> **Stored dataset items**
=== Section Start ===

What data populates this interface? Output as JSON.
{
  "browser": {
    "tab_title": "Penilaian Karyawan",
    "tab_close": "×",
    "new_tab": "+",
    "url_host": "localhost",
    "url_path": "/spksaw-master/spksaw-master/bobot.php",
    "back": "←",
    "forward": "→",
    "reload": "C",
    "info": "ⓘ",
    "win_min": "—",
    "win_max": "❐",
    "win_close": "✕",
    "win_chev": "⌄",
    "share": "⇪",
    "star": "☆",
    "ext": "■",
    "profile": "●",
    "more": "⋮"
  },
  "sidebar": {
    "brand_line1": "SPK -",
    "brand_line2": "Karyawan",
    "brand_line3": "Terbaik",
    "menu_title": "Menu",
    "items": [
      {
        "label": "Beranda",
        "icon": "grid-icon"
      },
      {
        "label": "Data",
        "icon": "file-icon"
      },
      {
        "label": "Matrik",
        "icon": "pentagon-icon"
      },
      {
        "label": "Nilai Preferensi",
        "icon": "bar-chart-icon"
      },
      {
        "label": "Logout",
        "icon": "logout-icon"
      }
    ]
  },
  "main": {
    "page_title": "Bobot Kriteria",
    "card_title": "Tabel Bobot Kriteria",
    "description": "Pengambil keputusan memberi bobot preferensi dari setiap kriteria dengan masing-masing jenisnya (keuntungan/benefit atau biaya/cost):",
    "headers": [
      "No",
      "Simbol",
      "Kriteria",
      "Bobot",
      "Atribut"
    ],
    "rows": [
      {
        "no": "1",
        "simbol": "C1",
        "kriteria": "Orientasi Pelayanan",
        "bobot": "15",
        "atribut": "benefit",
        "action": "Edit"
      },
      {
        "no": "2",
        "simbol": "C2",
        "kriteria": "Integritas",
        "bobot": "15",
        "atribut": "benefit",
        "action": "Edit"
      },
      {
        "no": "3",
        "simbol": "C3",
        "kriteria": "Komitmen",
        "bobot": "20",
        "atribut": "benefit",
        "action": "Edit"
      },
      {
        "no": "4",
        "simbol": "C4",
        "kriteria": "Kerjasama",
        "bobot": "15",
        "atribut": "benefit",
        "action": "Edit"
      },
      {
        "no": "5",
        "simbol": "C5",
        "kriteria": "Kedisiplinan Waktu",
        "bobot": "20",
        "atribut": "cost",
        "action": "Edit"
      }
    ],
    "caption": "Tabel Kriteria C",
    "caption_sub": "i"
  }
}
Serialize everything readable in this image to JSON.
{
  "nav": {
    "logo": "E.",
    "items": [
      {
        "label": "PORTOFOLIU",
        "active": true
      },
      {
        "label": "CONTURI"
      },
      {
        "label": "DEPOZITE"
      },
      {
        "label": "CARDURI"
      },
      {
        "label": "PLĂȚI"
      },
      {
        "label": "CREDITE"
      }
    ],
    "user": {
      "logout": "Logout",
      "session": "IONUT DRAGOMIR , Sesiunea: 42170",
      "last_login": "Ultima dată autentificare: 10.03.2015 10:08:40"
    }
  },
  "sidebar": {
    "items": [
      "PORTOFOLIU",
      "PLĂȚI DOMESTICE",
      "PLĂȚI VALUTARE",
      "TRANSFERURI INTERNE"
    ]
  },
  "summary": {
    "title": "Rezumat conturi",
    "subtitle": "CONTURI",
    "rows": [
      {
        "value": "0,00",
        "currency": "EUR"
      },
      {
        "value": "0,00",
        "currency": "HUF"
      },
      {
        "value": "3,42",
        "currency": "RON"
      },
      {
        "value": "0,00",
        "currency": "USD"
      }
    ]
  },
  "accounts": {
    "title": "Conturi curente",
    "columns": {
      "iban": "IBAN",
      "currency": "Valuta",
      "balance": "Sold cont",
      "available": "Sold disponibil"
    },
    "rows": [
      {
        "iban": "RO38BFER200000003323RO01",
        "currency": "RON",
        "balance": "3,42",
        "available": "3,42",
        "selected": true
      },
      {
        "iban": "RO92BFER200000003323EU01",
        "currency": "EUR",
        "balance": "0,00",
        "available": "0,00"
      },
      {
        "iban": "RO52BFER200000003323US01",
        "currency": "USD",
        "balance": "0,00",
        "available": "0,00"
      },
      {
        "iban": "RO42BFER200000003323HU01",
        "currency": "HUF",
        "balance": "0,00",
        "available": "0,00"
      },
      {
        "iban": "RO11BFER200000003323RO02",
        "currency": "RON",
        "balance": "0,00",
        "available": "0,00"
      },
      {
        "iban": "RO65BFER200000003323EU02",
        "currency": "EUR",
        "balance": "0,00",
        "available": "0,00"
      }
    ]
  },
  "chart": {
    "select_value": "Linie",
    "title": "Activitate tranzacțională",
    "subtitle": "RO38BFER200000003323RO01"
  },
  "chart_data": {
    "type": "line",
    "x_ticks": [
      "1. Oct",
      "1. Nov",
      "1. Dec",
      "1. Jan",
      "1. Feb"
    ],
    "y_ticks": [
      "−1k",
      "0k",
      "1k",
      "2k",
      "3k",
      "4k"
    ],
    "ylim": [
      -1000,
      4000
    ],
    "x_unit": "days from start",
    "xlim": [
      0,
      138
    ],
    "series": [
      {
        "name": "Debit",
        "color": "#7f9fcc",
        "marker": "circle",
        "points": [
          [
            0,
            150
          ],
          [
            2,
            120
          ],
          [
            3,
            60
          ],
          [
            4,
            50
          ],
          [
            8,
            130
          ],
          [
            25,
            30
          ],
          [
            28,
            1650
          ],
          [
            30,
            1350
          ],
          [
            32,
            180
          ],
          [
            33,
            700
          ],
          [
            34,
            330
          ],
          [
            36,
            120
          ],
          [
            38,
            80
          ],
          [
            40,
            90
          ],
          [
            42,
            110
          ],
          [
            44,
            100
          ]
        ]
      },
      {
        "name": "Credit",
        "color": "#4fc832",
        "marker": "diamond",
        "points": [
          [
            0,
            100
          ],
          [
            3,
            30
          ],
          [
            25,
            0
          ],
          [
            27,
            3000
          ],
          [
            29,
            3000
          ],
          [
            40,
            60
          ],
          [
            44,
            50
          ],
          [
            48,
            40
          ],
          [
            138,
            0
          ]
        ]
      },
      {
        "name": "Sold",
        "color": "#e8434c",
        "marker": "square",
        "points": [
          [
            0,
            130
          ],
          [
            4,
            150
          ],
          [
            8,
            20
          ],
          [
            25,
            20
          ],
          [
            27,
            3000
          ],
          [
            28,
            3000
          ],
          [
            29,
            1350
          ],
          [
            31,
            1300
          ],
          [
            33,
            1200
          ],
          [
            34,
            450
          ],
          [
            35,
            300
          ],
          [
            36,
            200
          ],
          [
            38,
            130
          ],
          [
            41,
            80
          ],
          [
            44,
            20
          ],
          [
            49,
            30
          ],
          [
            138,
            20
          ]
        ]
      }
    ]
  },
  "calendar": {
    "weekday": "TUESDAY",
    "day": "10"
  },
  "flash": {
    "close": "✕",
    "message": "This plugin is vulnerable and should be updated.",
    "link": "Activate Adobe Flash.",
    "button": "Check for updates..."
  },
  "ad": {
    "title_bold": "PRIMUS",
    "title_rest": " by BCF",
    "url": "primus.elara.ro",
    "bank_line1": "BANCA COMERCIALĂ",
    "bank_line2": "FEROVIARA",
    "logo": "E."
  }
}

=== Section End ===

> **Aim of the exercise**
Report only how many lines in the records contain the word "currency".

> **Answer to this problem**
11